> [Provided information]
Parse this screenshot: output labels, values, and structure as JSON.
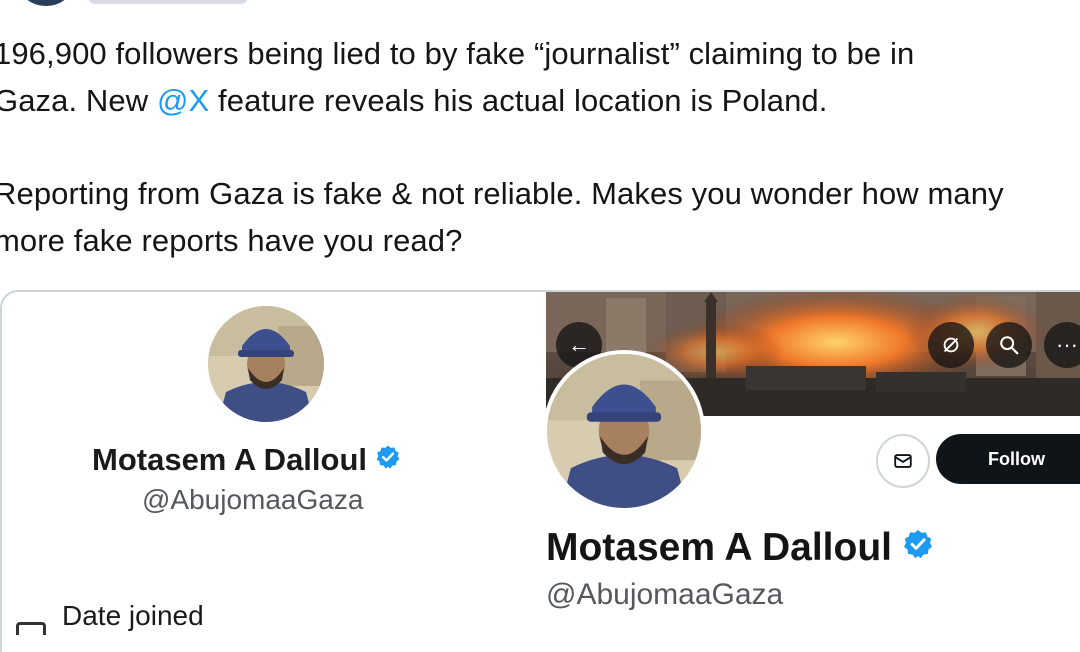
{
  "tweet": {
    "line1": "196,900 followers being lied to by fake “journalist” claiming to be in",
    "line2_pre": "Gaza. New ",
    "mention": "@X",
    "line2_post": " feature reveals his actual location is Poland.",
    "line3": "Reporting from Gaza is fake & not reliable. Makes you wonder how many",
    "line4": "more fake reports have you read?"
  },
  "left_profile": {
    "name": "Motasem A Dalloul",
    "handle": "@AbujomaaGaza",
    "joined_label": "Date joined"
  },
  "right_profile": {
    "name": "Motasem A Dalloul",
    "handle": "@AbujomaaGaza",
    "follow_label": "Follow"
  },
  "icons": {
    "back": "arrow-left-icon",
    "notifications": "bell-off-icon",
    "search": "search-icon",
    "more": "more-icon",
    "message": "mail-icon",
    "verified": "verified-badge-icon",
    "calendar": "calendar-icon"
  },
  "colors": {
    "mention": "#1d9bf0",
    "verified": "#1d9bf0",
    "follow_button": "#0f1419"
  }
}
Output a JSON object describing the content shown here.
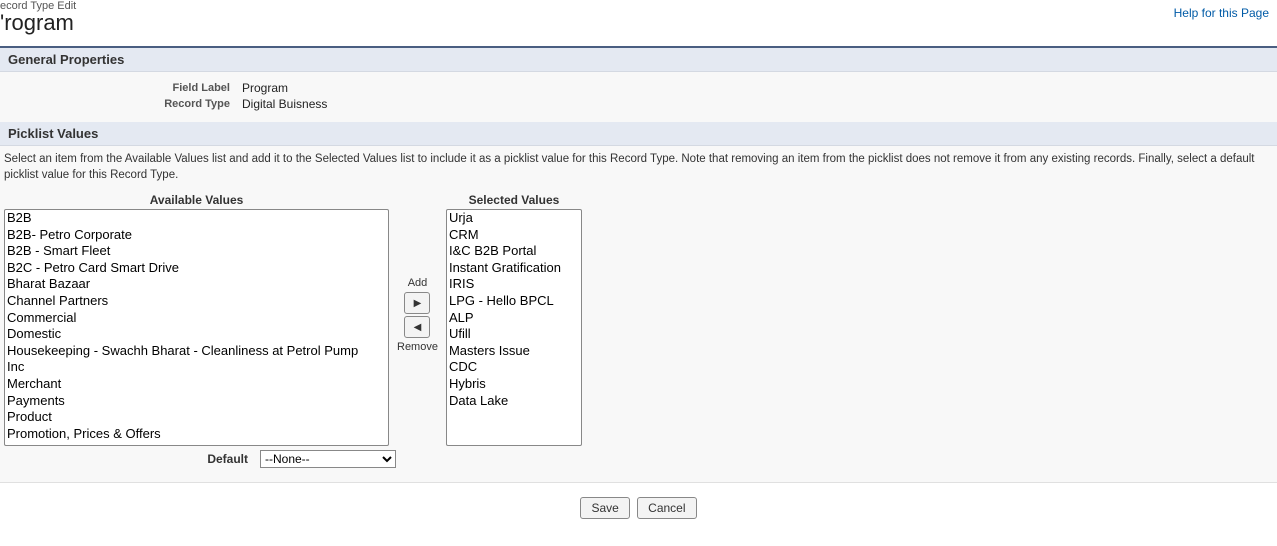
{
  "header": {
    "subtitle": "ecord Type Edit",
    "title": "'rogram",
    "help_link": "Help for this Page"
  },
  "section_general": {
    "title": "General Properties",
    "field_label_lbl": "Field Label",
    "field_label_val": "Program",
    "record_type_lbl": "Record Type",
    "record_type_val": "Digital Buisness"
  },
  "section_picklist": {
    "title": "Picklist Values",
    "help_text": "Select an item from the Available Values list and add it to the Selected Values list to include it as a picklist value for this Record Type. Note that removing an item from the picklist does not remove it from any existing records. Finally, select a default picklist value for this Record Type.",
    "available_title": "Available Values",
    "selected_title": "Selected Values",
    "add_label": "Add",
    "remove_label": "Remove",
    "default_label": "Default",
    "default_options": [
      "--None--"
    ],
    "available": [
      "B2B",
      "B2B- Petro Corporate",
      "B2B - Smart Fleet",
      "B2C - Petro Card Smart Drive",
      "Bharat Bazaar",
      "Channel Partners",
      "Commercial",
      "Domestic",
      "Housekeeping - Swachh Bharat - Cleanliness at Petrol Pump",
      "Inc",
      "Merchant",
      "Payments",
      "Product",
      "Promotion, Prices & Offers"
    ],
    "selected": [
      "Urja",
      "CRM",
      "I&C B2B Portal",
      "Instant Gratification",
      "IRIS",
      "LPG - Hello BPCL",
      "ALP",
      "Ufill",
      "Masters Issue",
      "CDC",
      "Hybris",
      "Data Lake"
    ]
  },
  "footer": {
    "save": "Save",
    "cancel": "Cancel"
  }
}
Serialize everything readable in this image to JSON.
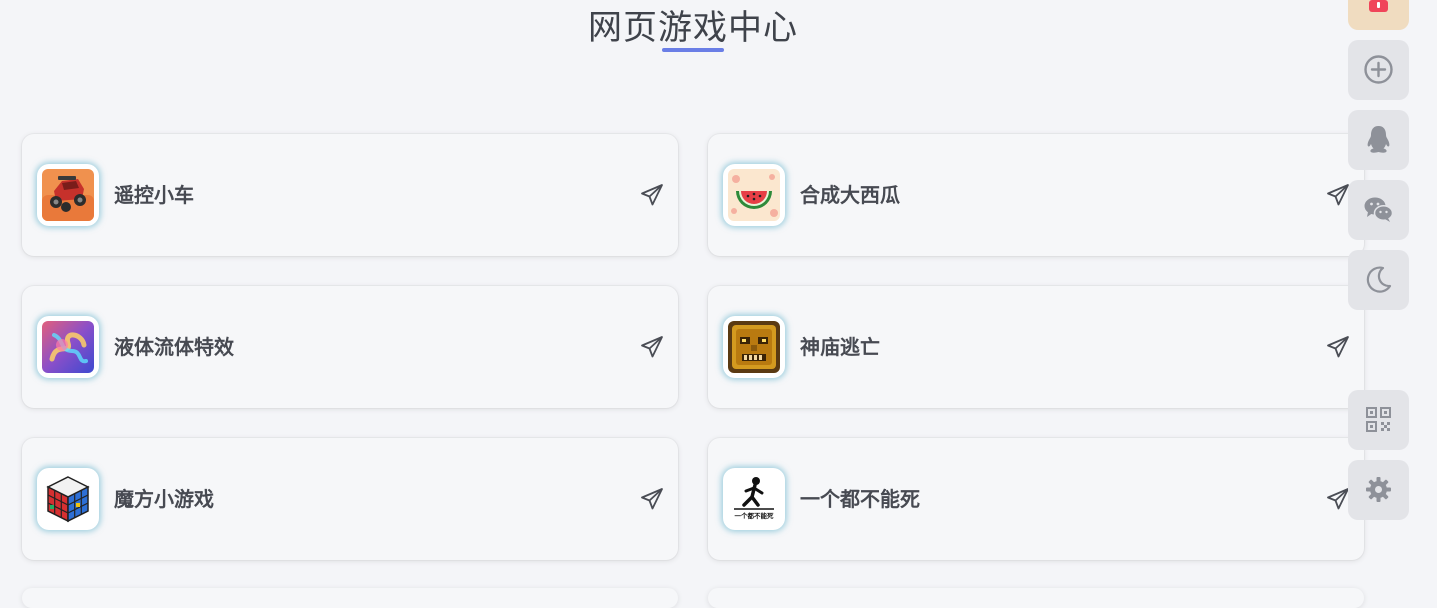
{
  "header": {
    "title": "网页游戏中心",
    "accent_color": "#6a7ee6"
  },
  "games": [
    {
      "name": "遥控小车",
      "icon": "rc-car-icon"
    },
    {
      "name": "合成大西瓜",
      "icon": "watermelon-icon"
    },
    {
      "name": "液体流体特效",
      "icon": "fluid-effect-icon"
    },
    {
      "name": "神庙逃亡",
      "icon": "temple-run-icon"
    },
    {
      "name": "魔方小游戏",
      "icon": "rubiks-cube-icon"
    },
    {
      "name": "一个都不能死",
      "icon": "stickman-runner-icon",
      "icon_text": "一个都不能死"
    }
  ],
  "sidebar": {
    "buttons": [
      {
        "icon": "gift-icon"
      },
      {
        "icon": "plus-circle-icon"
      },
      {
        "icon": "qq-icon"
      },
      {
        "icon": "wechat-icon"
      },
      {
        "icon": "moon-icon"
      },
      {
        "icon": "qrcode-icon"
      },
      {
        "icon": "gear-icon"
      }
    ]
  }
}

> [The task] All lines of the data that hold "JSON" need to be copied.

> [Exercise solution]
Parse this screenshot: output labels, values, and structure as JSON.
Output a JSON object describing the content shown here.
Serialize everything readable in this image to JSON.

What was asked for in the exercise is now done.